Strangely though, this is one of those stories that once read, absolutely sticks with you for some reason and is much more profound that many a more complex tale I have read.
Simply put, which I feel is appropriate here; this is the story of a little girl and her family. Her mother is a hard working woman who is supporting the family. In the not so distant past, their apartment had burned down and the family lost everything. The entire neighborhood and the little girl's extended family pitched in and helped. Most things were eventually replaced...most thing with the exception of a nice comfortable chair that the mother could set in at night and rest her weary body. Over time the little girl and indeed, the entire family saved and saved their pennies until they were able to buy momma a new chair, or at least a very nice used one.
That's it! That is the story!
When we take this simple tale of love between family members, the neighbors and the relatives, and mix it with the wonderful whimsical art work, we have something very special in this book. Hard times are hard times but the message of everyone pulling together is strong here and is certainly applicable in the hard times many are facing today.
Now I like this story and every kid I have read it to likes it. It is simply pretty special.
Please allow me a small rant here. I note that at least one reviewer; maybe two took exception to this story. They did not like the fact that the woman did not have a husband. They apparently did not like the fact that there were strong women figures in this story. (Apparently the strength of the mother and little girl are all part of some sort of evil anti-Christian feminist agenda). If you read these reviews you find a lot of pure misunderstanding and/or a very twisted philosophy and/or religious view. It is not a `sin' to not have a husband. This story told nothing of divorce. Even it had, that should make no difference what so ever. I know that there are several obscure passages in the bible that tell of how horrid divorce is, but folks...to be honest with you, the vast majority of people I know have been through this process whether they be Christian or otherwise. It is life and we need to deal with it. I also noted in these reviews just a hint of racism here and there. Shame on you! That is pretty disgusting and certainly inappropriate. If your religious views include some sort of racist doctrine, then I strongly suggest you check out some other denomination. It ain't what the bible teaches...trust me.

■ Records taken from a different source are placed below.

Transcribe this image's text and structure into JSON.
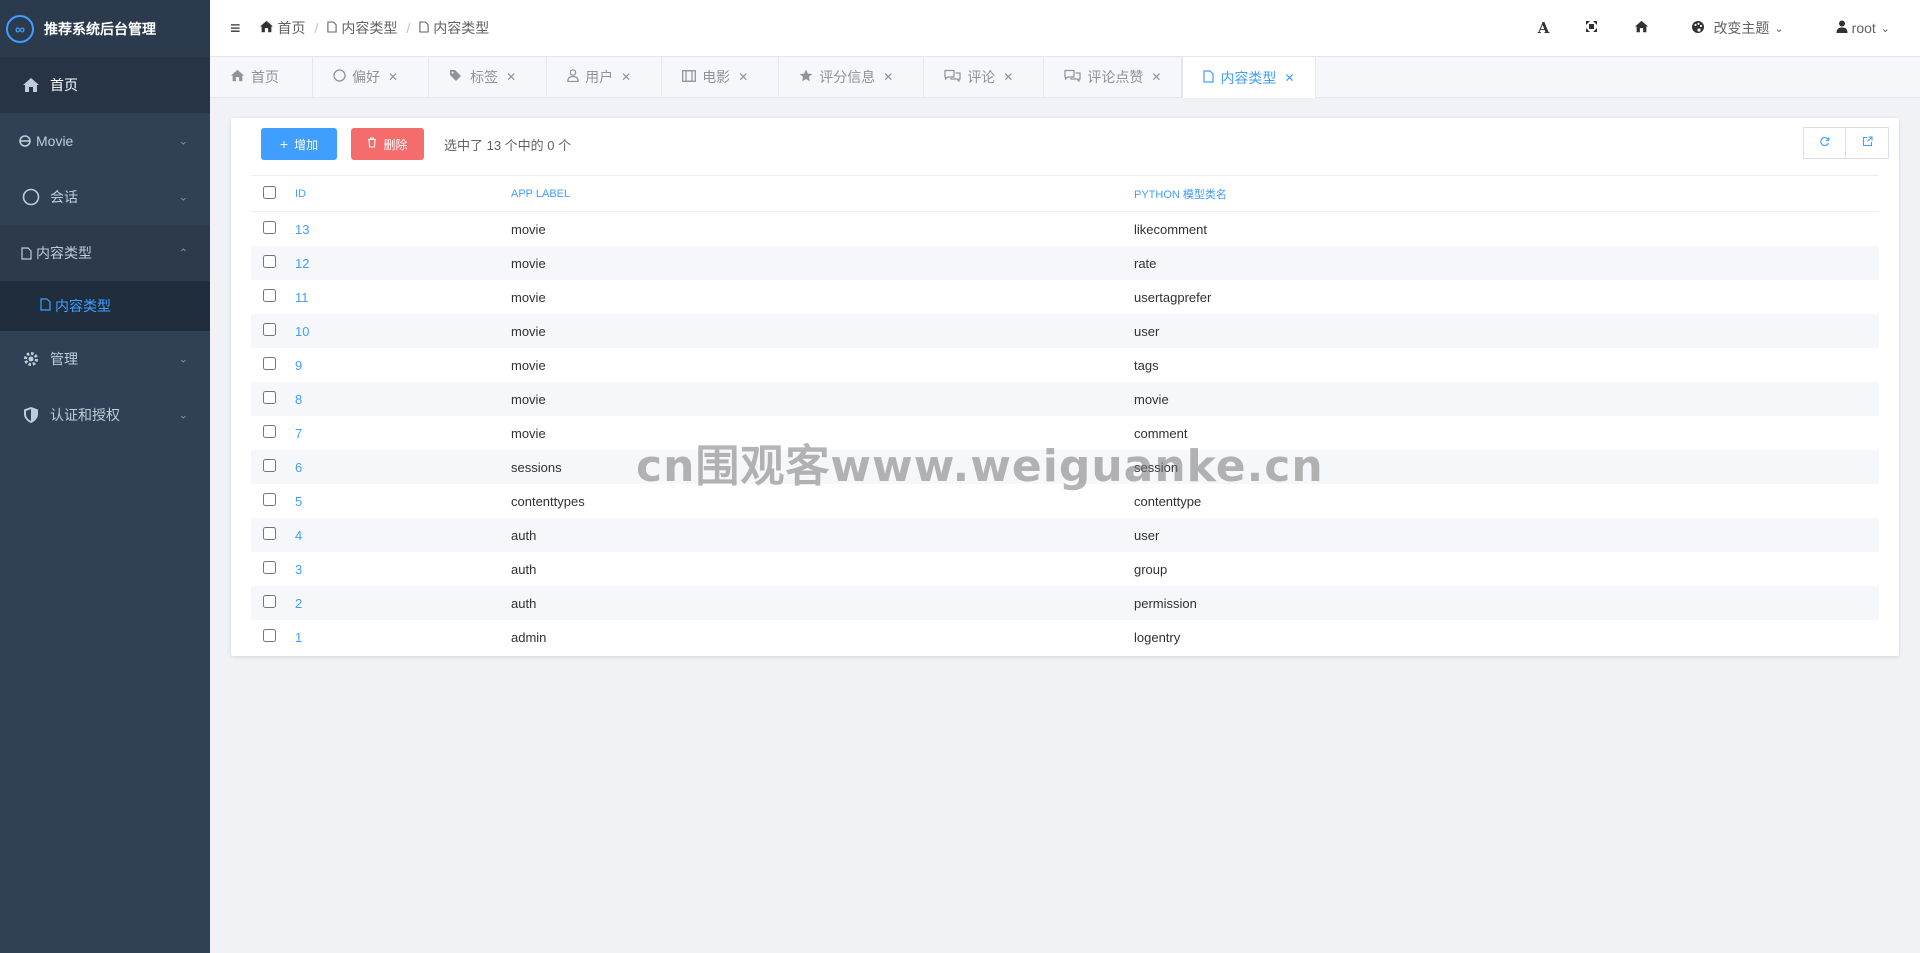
{
  "app": {
    "title": "推荐系统后台管理",
    "logo_glyph": "∞"
  },
  "sidebar": {
    "items": [
      {
        "label": "首页",
        "icon": "home-icon"
      },
      {
        "label": "Movie",
        "icon": "ie-icon"
      },
      {
        "label": "会话",
        "icon": "circle-icon"
      },
      {
        "label": "内容类型",
        "icon": "file-icon"
      },
      {
        "label": "管理",
        "icon": "gear-icon"
      },
      {
        "label": "认证和授权",
        "icon": "shield-icon"
      }
    ],
    "submenu": {
      "label": "内容类型",
      "icon": "file-icon"
    }
  },
  "header": {
    "breadcrumb": [
      "首页",
      "内容类型",
      "内容类型"
    ],
    "theme_label": "改变主题",
    "user_label": "root"
  },
  "tabs": [
    {
      "label": "首页",
      "icon": "home-icon"
    },
    {
      "label": "偏好",
      "icon": "circle-icon"
    },
    {
      "label": "标签",
      "icon": "tags-icon"
    },
    {
      "label": "用户",
      "icon": "user-icon"
    },
    {
      "label": "电影",
      "icon": "film-icon"
    },
    {
      "label": "评分信息",
      "icon": "star-icon"
    },
    {
      "label": "评论",
      "icon": "comments-icon"
    },
    {
      "label": "评论点赞",
      "icon": "comments-icon"
    },
    {
      "label": "内容类型",
      "icon": "file-icon",
      "active": true
    }
  ],
  "toolbar": {
    "add_label": "增加",
    "delete_label": "删除",
    "selection_info": "选中了 13 个中的 0 个"
  },
  "table": {
    "columns": [
      "ID",
      "APP LABEL",
      "PYTHON 模型类名"
    ],
    "rows": [
      {
        "id": "13",
        "app_label": "movie",
        "model": "likecomment"
      },
      {
        "id": "12",
        "app_label": "movie",
        "model": "rate"
      },
      {
        "id": "11",
        "app_label": "movie",
        "model": "usertagprefer"
      },
      {
        "id": "10",
        "app_label": "movie",
        "model": "user"
      },
      {
        "id": "9",
        "app_label": "movie",
        "model": "tags"
      },
      {
        "id": "8",
        "app_label": "movie",
        "model": "movie"
      },
      {
        "id": "7",
        "app_label": "movie",
        "model": "comment"
      },
      {
        "id": "6",
        "app_label": "sessions",
        "model": "session"
      },
      {
        "id": "5",
        "app_label": "contenttypes",
        "model": "contenttype"
      },
      {
        "id": "4",
        "app_label": "auth",
        "model": "user"
      },
      {
        "id": "3",
        "app_label": "auth",
        "model": "group"
      },
      {
        "id": "2",
        "app_label": "auth",
        "model": "permission"
      },
      {
        "id": "1",
        "app_label": "admin",
        "model": "logentry"
      }
    ]
  },
  "watermark": "cn围观客www.weiguanke.cn",
  "colors": {
    "accent": "#409eff",
    "danger": "#f56c6c",
    "sidebar_bg": "#304156"
  }
}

Thank you for allowing me that little side paragraph.
All in all, this is a great book. Your child will be better for having read it and I dare say you will be too.
This book focuses on three generations of women who are self-reliant. The illustrations are bright and colorful and each spread is embellished with a floral or geometric border. I especially love the illustration of the community showing people of many hues coming out of their houses and lining up to deliver household items to the family in need.
Most Recent Customer Reviews
Great lessons about working together, family, saving, etc.
A little girl lives in an apartment with her mother and grandmother.Read more